§ **Activity**:
The lines to copy are those holding the string "till" in the entries below.

-*-*-

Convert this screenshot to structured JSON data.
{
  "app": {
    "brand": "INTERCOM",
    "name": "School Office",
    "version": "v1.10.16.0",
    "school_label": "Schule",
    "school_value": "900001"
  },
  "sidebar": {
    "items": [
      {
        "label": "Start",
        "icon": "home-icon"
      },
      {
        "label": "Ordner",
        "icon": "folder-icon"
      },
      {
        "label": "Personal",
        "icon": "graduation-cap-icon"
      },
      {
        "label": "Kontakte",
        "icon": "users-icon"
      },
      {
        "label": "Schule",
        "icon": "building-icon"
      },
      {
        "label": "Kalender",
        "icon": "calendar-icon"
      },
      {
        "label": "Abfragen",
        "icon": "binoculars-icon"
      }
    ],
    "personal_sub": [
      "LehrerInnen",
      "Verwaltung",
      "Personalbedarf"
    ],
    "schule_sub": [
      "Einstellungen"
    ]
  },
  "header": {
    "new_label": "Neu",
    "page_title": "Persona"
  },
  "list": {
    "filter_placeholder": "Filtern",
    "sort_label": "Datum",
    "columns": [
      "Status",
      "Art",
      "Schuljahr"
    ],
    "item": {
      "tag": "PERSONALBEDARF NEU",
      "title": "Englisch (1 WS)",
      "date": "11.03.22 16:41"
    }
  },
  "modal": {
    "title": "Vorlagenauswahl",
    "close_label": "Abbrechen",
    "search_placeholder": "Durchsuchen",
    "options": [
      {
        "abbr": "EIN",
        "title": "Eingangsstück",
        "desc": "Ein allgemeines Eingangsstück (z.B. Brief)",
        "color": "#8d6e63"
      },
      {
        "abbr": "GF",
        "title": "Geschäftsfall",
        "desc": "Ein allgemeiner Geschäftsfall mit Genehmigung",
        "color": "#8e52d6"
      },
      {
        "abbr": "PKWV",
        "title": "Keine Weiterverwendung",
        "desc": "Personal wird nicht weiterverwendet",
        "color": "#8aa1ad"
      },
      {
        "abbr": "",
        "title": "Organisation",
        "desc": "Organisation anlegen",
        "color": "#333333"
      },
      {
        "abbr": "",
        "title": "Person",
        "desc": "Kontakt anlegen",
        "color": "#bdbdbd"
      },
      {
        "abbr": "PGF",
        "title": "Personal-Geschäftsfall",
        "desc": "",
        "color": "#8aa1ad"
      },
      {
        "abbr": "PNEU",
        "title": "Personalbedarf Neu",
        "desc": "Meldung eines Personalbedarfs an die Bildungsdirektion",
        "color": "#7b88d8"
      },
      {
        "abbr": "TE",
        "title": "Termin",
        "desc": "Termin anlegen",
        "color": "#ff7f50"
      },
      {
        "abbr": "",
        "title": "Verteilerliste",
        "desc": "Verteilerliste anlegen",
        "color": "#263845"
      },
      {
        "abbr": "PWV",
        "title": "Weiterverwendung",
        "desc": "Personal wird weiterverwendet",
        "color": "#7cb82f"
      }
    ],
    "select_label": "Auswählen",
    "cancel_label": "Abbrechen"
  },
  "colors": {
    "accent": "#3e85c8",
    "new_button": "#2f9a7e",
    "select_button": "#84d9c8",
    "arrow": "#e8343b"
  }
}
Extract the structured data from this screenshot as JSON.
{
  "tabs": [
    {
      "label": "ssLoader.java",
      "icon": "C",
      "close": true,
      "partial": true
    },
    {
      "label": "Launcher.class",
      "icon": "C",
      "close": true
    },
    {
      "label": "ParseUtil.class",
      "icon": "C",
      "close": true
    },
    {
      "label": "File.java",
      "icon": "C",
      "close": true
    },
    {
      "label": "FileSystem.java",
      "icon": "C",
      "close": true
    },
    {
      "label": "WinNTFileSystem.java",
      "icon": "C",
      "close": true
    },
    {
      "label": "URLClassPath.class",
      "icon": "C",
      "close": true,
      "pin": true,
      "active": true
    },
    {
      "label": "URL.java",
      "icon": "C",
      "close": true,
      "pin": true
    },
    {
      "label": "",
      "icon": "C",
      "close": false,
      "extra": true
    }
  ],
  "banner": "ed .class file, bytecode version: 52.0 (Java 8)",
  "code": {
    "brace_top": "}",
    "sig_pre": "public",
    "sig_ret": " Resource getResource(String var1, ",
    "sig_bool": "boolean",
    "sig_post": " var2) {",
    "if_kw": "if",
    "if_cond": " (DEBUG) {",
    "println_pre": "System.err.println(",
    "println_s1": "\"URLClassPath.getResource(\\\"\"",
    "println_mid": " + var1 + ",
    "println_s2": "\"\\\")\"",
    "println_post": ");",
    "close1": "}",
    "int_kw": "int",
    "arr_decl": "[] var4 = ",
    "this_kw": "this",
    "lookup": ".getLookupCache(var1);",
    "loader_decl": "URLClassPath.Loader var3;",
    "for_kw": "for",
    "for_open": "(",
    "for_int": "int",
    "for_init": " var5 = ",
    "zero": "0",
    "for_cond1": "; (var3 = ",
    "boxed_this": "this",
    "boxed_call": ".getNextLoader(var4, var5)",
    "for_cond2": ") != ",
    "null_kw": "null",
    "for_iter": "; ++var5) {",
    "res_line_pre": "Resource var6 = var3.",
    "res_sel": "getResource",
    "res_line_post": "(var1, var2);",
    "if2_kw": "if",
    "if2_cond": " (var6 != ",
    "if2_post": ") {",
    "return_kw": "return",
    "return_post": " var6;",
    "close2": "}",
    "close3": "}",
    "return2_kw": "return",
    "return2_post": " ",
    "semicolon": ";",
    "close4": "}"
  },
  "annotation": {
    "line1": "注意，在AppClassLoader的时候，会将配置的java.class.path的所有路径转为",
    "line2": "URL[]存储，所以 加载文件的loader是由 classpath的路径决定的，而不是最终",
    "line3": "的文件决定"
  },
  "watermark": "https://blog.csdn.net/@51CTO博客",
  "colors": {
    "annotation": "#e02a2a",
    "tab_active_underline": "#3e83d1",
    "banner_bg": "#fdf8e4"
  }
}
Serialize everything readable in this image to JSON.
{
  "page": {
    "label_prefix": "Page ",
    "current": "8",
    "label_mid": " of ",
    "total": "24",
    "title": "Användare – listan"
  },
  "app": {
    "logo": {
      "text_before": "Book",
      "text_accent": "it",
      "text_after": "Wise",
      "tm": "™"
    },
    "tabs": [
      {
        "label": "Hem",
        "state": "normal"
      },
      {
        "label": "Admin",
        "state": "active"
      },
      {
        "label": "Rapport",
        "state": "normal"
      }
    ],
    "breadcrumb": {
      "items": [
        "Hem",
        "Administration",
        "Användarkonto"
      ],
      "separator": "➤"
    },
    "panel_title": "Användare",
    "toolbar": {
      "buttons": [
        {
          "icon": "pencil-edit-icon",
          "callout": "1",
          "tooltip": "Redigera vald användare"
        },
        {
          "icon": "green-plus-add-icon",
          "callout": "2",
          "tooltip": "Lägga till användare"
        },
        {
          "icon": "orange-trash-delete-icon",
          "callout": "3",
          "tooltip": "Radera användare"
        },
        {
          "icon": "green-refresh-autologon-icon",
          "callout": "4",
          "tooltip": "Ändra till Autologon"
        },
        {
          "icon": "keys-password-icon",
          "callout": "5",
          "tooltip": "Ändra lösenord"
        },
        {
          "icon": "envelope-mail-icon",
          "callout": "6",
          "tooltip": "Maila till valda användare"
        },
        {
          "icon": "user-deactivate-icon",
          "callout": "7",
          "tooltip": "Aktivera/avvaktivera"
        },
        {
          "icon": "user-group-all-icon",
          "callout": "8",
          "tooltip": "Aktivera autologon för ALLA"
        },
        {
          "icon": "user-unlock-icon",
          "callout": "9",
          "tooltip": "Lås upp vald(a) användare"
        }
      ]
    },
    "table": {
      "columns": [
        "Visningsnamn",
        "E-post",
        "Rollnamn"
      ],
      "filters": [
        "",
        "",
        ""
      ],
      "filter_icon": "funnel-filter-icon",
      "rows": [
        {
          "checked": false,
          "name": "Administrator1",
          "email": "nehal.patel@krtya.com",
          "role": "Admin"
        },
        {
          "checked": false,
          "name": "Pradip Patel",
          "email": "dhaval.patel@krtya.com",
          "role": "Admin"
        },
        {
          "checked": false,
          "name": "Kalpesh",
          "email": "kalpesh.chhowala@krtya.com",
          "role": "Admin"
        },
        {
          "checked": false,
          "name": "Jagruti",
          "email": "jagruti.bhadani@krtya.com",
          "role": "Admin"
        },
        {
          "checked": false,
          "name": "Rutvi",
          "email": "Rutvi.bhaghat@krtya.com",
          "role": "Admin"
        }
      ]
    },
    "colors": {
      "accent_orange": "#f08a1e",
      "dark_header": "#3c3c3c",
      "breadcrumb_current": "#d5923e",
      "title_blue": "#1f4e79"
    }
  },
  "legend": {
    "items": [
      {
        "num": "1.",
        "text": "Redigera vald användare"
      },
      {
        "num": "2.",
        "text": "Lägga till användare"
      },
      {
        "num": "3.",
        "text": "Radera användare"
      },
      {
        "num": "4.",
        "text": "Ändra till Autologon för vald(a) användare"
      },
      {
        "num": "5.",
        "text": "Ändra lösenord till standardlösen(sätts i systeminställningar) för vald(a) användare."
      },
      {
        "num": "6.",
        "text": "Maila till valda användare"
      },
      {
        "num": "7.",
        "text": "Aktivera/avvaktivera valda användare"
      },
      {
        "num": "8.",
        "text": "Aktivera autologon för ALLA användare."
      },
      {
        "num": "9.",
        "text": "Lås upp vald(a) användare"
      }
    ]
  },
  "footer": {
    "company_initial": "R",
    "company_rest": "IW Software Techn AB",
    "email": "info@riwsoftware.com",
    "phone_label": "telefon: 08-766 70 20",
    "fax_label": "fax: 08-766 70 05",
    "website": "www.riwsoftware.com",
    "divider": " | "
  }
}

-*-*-

§ **Expected output**:
          "tooltip": "Lägga till användare"
          "tooltip": "Ändra till Autologon"
          "tooltip": "Maila till valda användare"
        "text": "Lägga till användare"
        "text": "Ändra till Autologon för vald(a) användare"
        "text": "Ändra lösenord till standardlösen(sätts i systeminställningar) för vald(a) användare."
        "text": "Maila till valda användare"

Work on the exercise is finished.